After spending almost a week at the La Torretta Resort in Montgomery TX for the World Investigators Conference, hosted by PI Magazine and the Texas Association of Licensed Investigators – we thought we would share our experiences with our listeners.

Special Guest with Dean

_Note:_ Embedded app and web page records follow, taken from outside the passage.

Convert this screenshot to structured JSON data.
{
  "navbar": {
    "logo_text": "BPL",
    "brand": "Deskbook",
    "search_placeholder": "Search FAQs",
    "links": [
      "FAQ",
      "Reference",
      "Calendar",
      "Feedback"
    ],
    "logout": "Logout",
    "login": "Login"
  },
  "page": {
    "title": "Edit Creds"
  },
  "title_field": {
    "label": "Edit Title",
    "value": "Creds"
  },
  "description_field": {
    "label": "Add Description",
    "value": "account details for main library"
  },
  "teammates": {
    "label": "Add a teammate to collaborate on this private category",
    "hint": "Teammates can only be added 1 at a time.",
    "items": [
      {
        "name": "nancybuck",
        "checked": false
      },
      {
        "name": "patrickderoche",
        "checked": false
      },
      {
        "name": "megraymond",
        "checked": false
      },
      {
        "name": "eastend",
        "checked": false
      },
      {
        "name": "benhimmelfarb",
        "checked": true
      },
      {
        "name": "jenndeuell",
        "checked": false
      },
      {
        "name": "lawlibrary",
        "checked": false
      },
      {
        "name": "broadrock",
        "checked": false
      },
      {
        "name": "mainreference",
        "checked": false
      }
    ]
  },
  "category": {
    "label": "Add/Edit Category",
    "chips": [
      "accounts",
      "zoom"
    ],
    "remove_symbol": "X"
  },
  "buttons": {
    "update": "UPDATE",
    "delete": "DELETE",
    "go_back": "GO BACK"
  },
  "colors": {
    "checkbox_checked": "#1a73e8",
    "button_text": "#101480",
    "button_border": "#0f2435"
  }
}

Dean has invited friend and colleague, Mark Gillespie TCI, to return and tell our listeners about his presentation at WIC and why a consultation with a forensic science consultant, such as himself, can be valuable to civil and criminal cases.